Near the end of the Cuomo administration, collectors beefed up their attempts to find people the state felt were trying to avoid paying estate or income taxes by living part of the year in places like Florida. They successfully nabbed people and forced them to pay taxes if, for instance, they maintained ties in New York like belonging to a church or keeping membership in a local garden club.

That created a cottage industry for lawyers: advising people spending most of their time outside New York on ways to avoid its taxes. To counter the state's aggressive collection efforts, these lawyers gave their clients -- many of them wealthy -- very simple advice: sever all connections to New York. The advice included stopping donations to New York charities. Some charity groups, as a result, saw wealthy board members, who lived most of the year in Florida, quit to protect their assets from Albany taxes.

Enter the charity lobby.

Eventually, business groups, the senior citizen lobby and groups representing farmers -- whose members sometimes were forced to sell off family farms to pay the estate tax -- joined the campaign.

"I think it's going to be a major shot in the arm for New York," said Rubenstein, the Manhattan lawyer. "Right now you have people come to New York to make money and then in their later years they take it out. Now, more businesses will stay and certainly more wealthy people will stay."

Hilfiker, the Florida lawyer, doubts there'll be any major fallout in migration to Florida, except maybe among the super-rich -- those worth $100 million or so.

"It may not be the entire answer to the exodus from New York. New York still has a pretty high income tax and I think most advisers tend to plan around income taxes because that's something that goes on for quite a number of years, where the estate tax is sort of a one-time thing," he said.
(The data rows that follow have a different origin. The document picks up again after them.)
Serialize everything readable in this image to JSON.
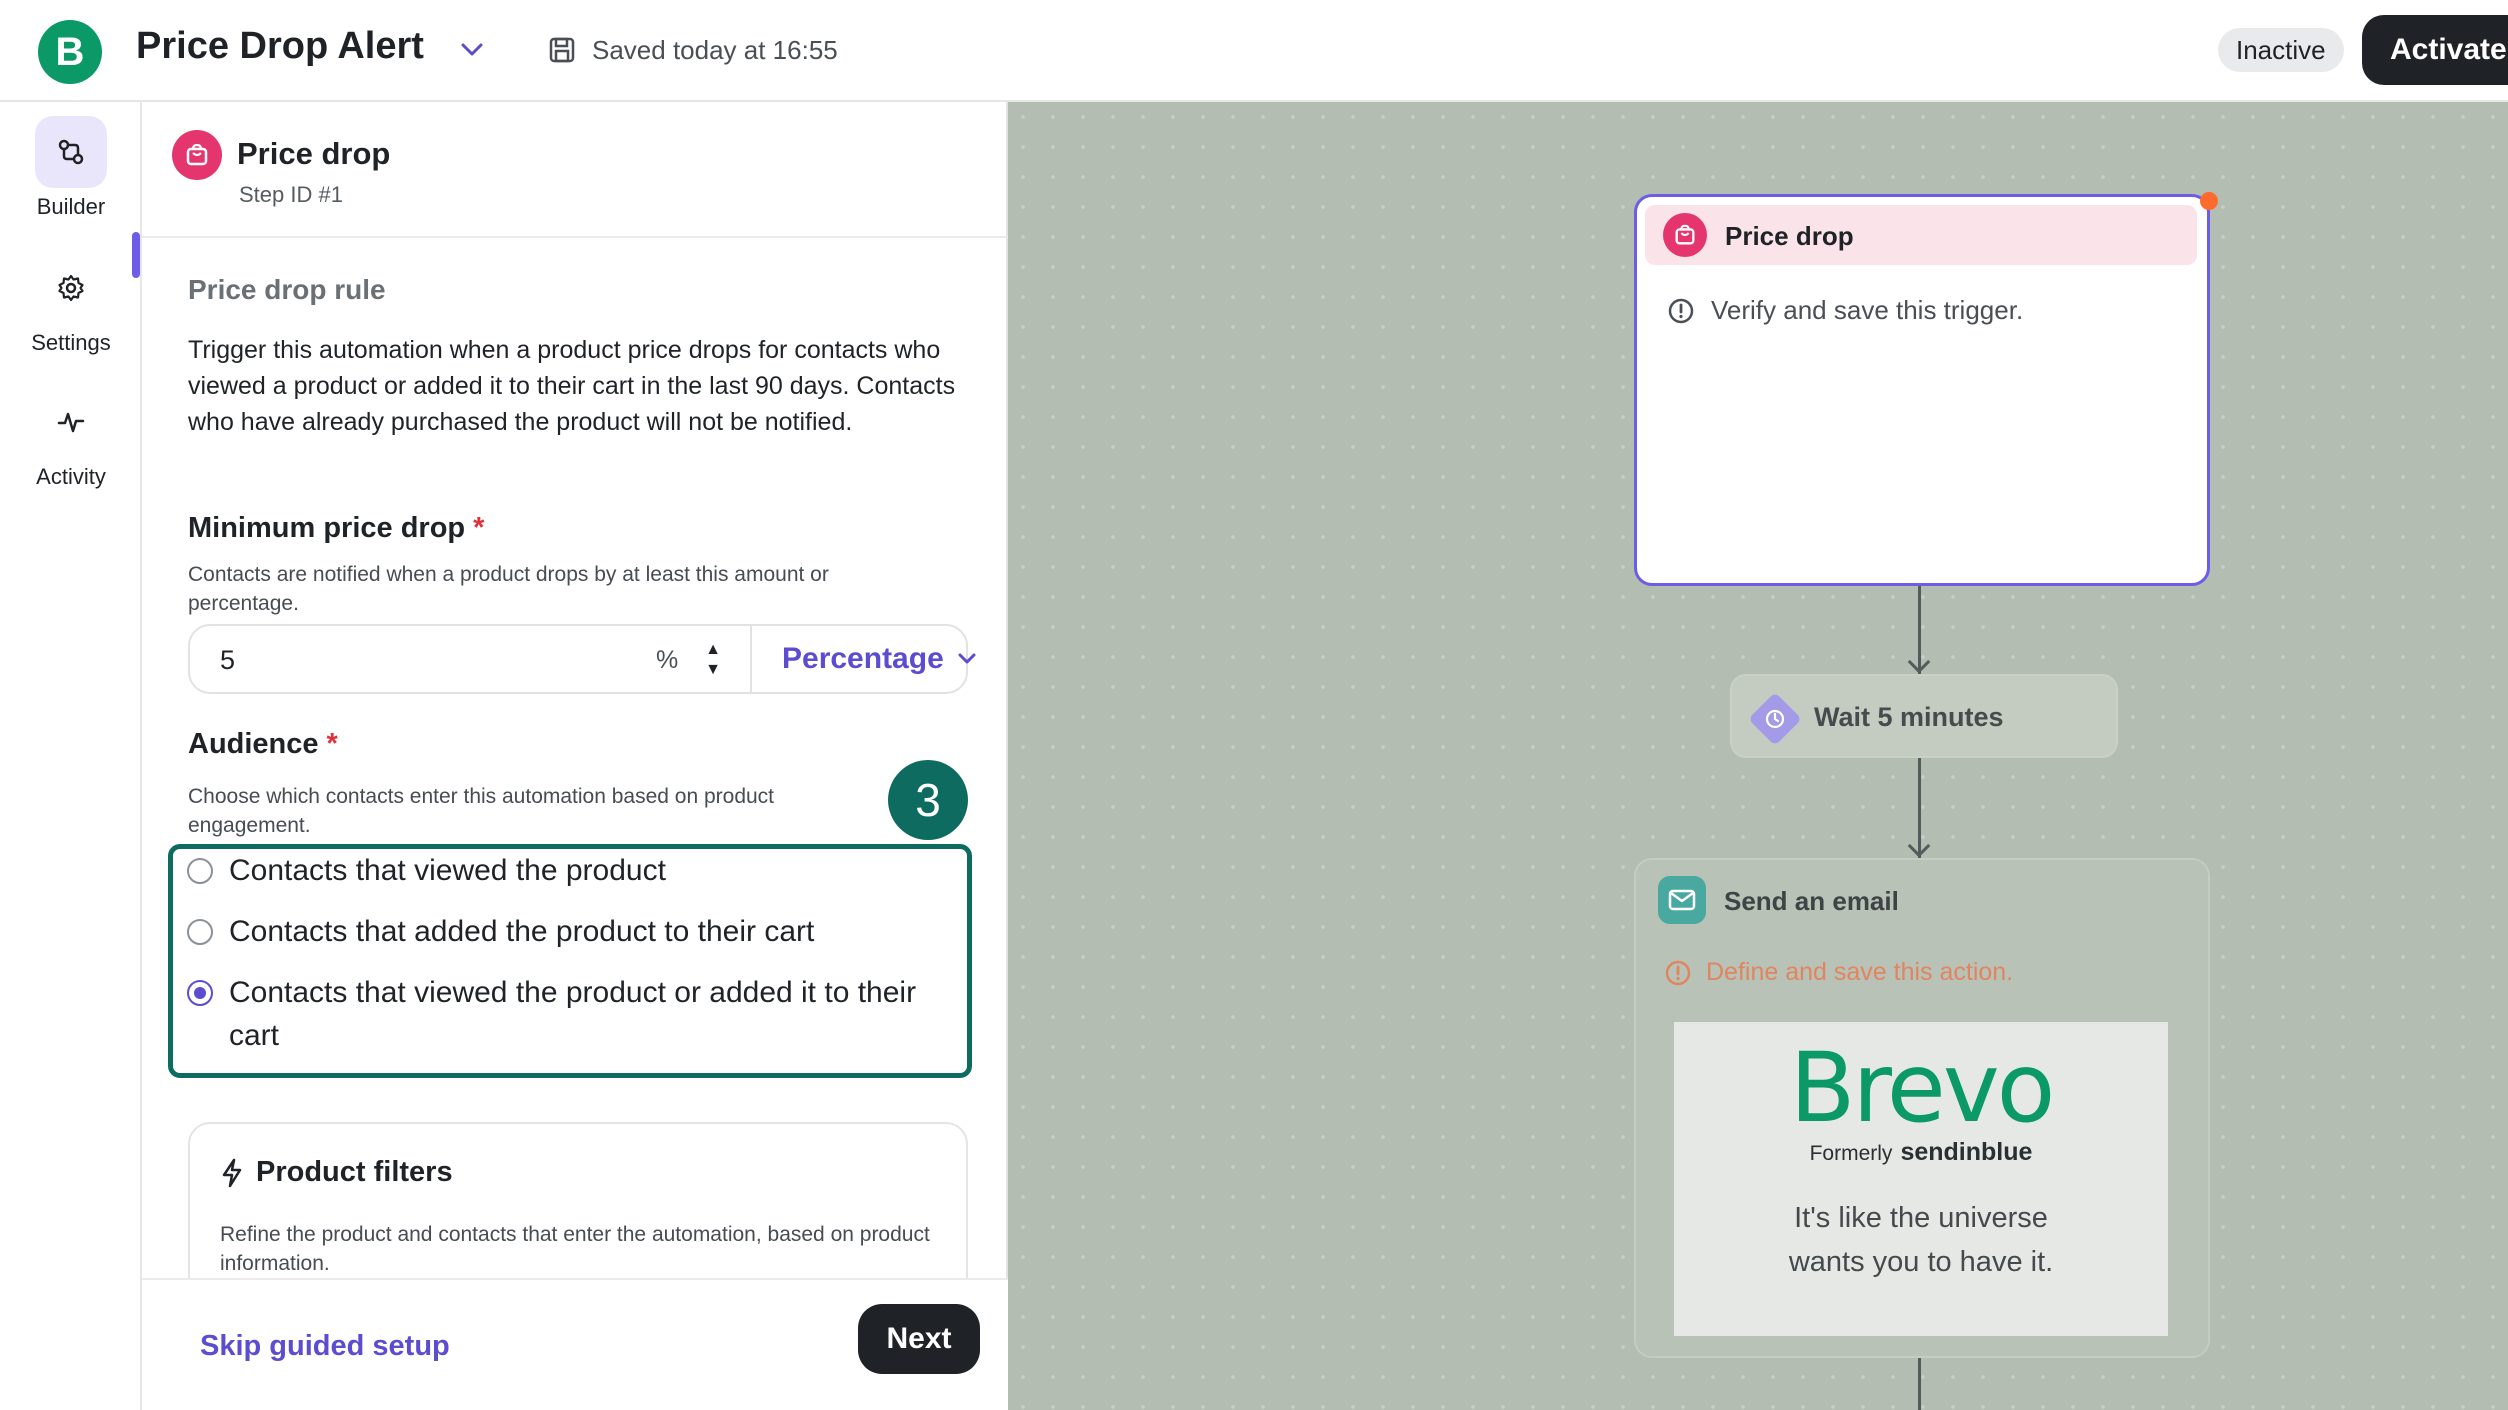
{
  "header": {
    "logo_letter": "B",
    "title": "Price Drop Alert",
    "saved_text": "Saved today at 16:55",
    "status": "Inactive",
    "activate_label": "Activate"
  },
  "rail": {
    "items": [
      {
        "label": "Builder",
        "icon": "builder-icon",
        "active": true
      },
      {
        "label": "Settings",
        "icon": "gear-icon",
        "active": false
      },
      {
        "label": "Activity",
        "icon": "activity-icon",
        "active": false
      }
    ]
  },
  "panel": {
    "trigger_title": "Price drop",
    "step_id": "Step ID #1",
    "section_title": "Price drop rule",
    "description": "Trigger this automation when a product price drops for contacts who viewed a product or added it to their cart in the last 90 days. Contacts who have already purchased the product will not be notified.",
    "min_drop": {
      "label": "Minimum price drop",
      "required_mark": "*",
      "help": "Contacts are notified when a product drops by at least this amount or percentage.",
      "value": "5",
      "unit_symbol": "%",
      "unit_select": "Percentage"
    },
    "audience": {
      "label": "Audience",
      "required_mark": "*",
      "help": "Choose which contacts enter this automation based on product engagement.",
      "step_badge": "3",
      "options": [
        {
          "label": "Contacts that viewed the product",
          "checked": false
        },
        {
          "label": "Contacts that added the product to their cart",
          "checked": false
        },
        {
          "label": "Contacts that viewed the product or added it to their cart",
          "checked": true
        }
      ]
    },
    "filters": {
      "title": "Product filters",
      "help": "Refine the product and contacts that enter the automation, based on product information."
    },
    "footer": {
      "skip_label": "Skip guided setup",
      "next_label": "Next"
    }
  },
  "canvas": {
    "trigger_node": {
      "title": "Price drop",
      "warning": "Verify and save this trigger."
    },
    "wait_node": {
      "label": "Wait 5 minutes"
    },
    "email_node": {
      "title": "Send an email",
      "warning": "Define and save this action.",
      "preview_brand": "Brevo",
      "preview_formerly": "Formerly",
      "preview_sub_brand": "sendinblue",
      "preview_tagline": "It's like the universe wants you to have it."
    }
  },
  "colors": {
    "brand_green": "#0b9968",
    "accent_purple": "#5c4ccf",
    "highlight_teal": "#0e6b5f",
    "trigger_pink": "#e5356f",
    "warning_orange": "#e0855f",
    "canvas_bg": "#b4bdb1"
  }
}
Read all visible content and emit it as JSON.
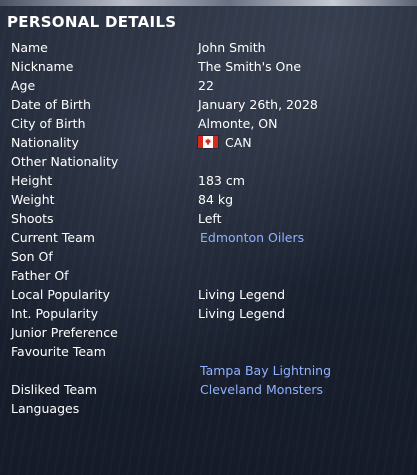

But Ward, the Business Council spokesman, said the tax changes will help send a signal.

"Everyone knows taxes in New York are high. But when you have something like this that really sticks out like a sore thumb it just makes our image worse," he said.